TASK INSTRUCTIONS: Your reply should be a single number, the count of lines in the records that contain the string "Intolerance".

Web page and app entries
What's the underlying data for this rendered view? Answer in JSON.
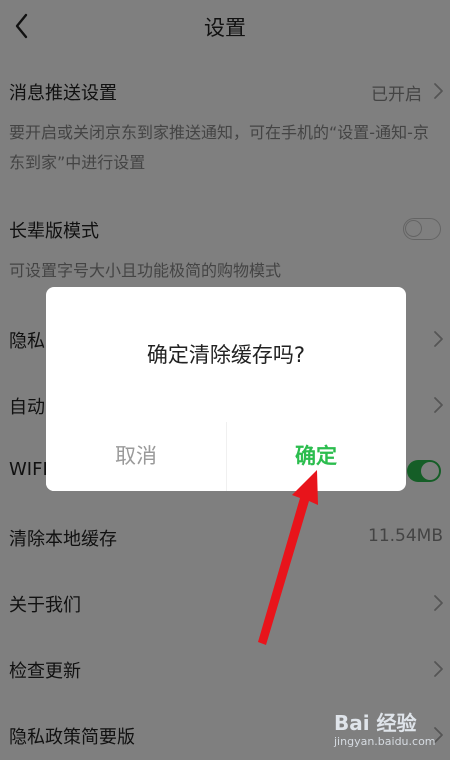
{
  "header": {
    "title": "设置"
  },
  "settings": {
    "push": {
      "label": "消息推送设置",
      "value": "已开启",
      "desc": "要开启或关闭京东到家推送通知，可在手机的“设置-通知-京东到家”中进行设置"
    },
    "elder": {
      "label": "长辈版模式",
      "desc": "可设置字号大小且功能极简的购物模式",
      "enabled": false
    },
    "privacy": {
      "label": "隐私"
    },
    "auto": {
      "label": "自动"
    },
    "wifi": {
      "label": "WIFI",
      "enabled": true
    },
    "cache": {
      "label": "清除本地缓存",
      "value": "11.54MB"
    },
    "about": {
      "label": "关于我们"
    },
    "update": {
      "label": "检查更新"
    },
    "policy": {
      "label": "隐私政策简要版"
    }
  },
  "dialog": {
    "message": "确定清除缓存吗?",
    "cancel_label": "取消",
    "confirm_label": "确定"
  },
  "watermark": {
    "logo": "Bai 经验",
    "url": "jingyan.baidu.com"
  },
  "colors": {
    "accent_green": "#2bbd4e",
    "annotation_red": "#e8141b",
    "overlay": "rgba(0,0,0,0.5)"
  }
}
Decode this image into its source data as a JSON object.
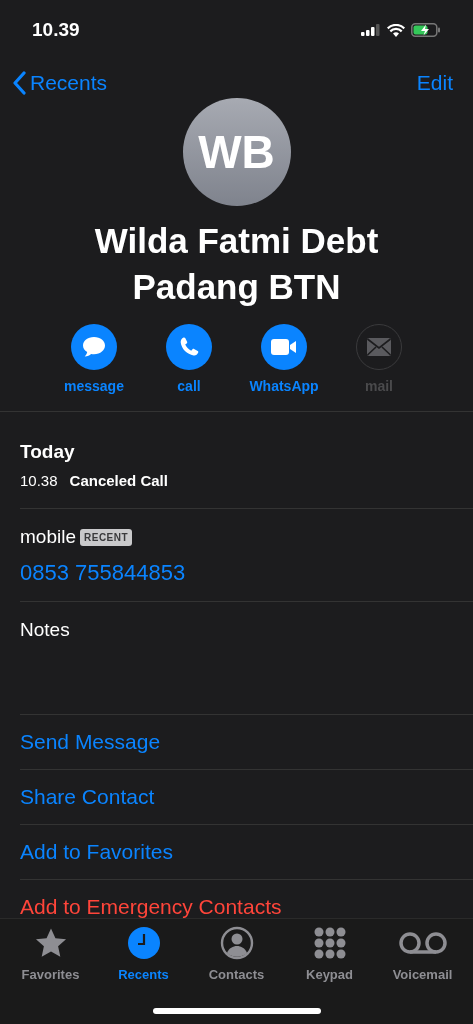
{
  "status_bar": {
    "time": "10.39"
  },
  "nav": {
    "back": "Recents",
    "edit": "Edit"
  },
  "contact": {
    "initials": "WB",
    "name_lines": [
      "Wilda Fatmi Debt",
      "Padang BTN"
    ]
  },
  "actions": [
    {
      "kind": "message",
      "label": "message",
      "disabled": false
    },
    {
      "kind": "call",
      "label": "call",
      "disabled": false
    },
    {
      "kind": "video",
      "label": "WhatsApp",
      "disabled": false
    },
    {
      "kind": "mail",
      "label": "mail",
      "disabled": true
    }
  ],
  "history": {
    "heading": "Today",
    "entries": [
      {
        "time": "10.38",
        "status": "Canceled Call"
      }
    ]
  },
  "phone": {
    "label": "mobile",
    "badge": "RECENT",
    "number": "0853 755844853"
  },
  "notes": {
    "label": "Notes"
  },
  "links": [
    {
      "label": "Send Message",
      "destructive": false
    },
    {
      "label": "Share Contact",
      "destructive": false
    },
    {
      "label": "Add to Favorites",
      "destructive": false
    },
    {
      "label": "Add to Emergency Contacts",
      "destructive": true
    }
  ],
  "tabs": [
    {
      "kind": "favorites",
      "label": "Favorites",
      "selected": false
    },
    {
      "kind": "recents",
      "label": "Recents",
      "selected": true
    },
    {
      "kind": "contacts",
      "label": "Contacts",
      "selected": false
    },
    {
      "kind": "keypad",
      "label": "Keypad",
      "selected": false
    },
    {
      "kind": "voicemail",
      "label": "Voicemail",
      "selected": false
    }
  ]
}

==

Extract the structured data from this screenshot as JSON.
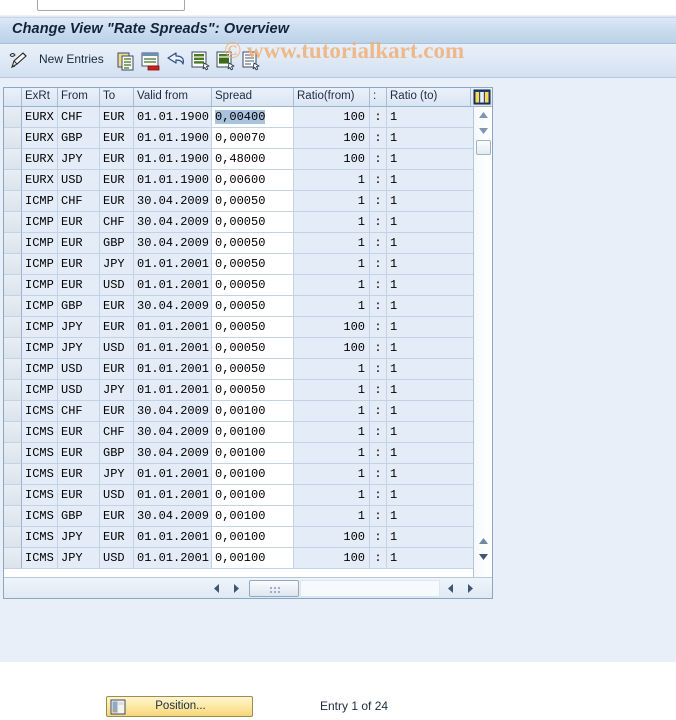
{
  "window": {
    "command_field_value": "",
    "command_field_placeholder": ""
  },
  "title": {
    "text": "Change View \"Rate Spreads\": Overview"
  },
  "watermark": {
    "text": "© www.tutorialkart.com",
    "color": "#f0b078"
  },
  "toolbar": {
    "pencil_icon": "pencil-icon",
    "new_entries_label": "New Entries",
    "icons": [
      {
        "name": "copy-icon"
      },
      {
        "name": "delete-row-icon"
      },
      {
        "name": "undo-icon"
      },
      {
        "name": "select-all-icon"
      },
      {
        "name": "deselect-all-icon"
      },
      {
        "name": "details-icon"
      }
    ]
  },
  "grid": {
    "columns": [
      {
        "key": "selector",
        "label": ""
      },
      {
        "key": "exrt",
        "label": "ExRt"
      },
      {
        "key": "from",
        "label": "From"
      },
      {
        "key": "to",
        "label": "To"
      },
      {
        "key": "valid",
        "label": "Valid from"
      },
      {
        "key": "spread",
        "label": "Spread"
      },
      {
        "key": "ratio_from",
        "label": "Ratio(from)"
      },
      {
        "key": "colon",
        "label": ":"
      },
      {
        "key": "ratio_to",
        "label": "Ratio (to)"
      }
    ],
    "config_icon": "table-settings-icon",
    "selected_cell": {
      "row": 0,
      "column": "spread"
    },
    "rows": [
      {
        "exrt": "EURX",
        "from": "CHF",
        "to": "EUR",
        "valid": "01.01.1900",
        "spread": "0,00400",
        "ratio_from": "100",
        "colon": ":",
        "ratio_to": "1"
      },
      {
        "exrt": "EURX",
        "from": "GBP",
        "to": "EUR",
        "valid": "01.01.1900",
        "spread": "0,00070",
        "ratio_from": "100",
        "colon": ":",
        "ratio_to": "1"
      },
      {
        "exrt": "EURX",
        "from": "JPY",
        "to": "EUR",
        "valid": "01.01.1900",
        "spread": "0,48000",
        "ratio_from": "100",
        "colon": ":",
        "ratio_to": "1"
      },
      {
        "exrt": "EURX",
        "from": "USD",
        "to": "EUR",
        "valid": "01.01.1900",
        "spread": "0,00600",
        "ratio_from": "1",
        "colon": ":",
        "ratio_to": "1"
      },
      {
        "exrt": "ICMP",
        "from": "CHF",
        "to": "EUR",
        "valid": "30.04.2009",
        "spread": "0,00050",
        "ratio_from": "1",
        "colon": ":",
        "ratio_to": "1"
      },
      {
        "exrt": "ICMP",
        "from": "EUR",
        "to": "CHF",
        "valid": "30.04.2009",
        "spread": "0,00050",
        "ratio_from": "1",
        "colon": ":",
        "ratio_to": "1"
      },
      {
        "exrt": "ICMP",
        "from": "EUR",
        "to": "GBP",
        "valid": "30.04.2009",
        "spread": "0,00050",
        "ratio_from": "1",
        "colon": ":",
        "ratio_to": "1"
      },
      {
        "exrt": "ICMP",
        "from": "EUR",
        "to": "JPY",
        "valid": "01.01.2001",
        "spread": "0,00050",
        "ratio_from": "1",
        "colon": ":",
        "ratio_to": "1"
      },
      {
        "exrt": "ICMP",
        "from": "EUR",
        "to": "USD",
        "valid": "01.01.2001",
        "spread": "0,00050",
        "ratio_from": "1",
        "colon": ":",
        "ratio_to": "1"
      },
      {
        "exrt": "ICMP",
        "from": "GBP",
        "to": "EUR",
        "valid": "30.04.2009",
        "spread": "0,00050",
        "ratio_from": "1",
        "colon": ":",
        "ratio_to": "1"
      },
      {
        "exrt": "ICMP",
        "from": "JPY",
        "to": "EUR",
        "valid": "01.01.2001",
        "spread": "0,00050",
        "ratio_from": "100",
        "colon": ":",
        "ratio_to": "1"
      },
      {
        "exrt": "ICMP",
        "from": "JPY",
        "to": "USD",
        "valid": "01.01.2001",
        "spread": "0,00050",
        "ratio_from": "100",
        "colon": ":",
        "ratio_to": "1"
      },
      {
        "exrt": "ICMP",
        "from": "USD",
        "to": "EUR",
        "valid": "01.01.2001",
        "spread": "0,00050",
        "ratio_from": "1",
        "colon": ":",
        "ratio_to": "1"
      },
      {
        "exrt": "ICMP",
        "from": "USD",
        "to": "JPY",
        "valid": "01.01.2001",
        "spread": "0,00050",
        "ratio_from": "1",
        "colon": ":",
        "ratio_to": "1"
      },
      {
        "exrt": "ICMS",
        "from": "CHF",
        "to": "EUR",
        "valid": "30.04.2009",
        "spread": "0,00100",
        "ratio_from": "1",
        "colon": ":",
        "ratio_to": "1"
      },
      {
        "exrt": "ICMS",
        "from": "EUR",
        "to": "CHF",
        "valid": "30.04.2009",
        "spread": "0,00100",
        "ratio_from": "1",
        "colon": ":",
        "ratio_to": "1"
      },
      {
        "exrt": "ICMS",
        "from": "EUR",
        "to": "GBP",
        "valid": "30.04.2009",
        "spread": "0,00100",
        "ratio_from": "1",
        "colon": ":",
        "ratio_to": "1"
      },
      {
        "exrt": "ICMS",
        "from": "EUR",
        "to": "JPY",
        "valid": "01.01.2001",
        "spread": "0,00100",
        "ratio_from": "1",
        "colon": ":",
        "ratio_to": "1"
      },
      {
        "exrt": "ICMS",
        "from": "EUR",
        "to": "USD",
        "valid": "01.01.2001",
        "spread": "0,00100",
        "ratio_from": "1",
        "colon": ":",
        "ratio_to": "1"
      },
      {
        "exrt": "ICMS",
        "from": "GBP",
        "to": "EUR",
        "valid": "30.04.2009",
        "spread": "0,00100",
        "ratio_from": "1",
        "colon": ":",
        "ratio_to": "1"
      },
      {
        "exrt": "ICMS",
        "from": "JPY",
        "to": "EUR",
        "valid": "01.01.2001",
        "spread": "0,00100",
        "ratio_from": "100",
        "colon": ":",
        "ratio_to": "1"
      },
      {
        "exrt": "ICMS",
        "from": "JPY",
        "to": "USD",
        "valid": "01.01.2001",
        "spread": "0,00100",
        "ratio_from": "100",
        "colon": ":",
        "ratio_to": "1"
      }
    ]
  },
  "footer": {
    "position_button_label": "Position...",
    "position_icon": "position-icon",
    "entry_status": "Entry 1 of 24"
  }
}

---

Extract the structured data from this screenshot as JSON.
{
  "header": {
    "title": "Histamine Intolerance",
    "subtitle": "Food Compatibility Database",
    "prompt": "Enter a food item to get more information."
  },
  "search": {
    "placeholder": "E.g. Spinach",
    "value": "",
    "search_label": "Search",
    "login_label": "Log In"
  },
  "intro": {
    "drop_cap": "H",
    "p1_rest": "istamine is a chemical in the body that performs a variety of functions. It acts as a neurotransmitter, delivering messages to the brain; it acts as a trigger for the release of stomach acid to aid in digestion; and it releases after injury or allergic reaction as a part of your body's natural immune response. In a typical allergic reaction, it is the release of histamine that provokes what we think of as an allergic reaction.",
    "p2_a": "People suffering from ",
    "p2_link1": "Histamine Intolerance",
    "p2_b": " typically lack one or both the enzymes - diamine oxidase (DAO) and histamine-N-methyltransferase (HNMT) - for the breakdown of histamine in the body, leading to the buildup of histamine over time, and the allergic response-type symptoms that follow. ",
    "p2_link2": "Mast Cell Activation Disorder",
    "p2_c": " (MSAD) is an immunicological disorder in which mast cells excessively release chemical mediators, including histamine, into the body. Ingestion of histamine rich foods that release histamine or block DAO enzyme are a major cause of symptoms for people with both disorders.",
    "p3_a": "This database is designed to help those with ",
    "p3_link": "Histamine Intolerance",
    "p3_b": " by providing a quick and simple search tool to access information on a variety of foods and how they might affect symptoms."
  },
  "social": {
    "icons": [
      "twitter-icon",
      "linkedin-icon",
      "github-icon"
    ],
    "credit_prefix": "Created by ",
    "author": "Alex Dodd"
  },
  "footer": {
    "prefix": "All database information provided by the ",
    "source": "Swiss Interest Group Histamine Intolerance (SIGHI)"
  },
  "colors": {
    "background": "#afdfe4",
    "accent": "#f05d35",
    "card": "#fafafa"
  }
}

ANSWER SPACE: 4